If you’ve ever tried jogging in trainers that are a) too small, or b) from the lifestyle section of the sports shop, you’ll know why a good pair of running shoes is essential. Not only will they prevent your big toenails from falling off, they’ll also save your knees from untold damage and improve your technique, as David Newman, senior buyer at Runners Need, explains.
“A good pair of running shoes should provide cushioning and support for your running style and ideally they should be moulded to your foot shape, tailored to your body weight and designed for the surface you run on,” he says.

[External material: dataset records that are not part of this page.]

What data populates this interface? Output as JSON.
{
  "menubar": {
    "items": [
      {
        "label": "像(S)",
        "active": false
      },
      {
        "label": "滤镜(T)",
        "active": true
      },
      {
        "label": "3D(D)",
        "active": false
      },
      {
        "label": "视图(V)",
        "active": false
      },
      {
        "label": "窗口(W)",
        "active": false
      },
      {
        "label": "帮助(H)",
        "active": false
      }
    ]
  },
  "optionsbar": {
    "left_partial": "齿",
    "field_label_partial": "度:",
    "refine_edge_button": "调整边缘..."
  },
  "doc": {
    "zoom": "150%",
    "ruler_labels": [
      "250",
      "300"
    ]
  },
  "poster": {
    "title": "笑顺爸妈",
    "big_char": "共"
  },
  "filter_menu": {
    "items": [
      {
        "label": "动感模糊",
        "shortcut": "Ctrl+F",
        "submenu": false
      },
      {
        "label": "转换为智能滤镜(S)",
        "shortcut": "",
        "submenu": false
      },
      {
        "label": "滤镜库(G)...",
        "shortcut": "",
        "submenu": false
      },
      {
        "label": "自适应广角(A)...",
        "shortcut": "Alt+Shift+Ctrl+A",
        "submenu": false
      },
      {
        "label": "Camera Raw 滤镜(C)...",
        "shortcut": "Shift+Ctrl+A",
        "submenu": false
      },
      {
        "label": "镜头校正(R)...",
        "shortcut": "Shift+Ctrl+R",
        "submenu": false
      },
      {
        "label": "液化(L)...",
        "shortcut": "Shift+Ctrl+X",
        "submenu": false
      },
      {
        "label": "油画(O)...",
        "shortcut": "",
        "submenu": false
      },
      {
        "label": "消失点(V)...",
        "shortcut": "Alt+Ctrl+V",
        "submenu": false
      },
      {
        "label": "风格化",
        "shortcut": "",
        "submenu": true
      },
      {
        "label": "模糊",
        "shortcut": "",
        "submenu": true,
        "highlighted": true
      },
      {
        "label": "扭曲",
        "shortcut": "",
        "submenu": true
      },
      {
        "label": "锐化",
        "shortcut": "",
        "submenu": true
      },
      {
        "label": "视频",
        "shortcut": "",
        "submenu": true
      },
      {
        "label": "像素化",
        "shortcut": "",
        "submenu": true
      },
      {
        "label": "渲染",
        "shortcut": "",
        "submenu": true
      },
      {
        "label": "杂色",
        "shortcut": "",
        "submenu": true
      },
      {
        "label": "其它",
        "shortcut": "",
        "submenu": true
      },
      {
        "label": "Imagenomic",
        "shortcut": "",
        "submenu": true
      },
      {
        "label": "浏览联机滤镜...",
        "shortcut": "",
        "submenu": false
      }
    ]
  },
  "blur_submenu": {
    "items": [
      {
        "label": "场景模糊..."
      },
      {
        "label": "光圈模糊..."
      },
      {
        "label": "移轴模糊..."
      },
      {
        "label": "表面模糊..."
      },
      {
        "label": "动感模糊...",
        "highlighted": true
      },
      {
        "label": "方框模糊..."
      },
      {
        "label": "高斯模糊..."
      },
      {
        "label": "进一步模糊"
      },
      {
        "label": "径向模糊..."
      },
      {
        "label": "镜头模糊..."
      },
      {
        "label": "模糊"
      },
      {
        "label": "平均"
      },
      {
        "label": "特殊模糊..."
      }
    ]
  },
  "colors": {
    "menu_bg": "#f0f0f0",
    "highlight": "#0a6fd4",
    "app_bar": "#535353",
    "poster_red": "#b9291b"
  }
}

“For the best advice, visit a specialist, who can offer you a gait analysis assessment — they’ll watch how you run and determine the level of support you need. Getting the right shoe can make a massive difference to your training. It will work with your natural biomechanics, boosting efficiency and reducing the risk of injury.” His pick: the Adidas Adizero Adios 2. (£85, adidas.co.uk)
The Weekend Workout by Personal Trainer Harry Jameson
Right now, many of you will be looking to drop a couple of extra pounds in preparation for your summer holiday. The most common form of exercise taken by people when they want to lose weight is jogging, but there’s more to it than just throwing on some trainers and trotting around the block. Here’s how to increase the fat-burning potential of your time pounding the pavement.
The aim of this session is to complete a 20 to 45 minute run that includes five to 10 high intensity sprints. Research proves this will help the body burn more fat and continue to burn calories after you finish. Always warm up properly, though. Five to eight minutes of light cardiovascular exercise and three to five minutes of stretching should do.
As part of a normal 5km run, jog 800m at a moderate pace then sprint the next 200m as fast as you can. You can measure this on the treadmill display or, if you are outside, use the distance between three lampposts as a marker. After this sprint return to your steady jogging pace, or walk for a short distance until you feel you can jog again. Repeat for the duration of the run.
Hill sprints are considerably harder, so if you are on a treadmill, increase the incline to between five and 10 per cent during your sprint. Or, if you are running outside, find a hill of around 200m, sprint up it and slowly jog or walk back down. Repeat 10 times as part of a longer, 45-minute run.
Let me know how you get on @harryjamesonPT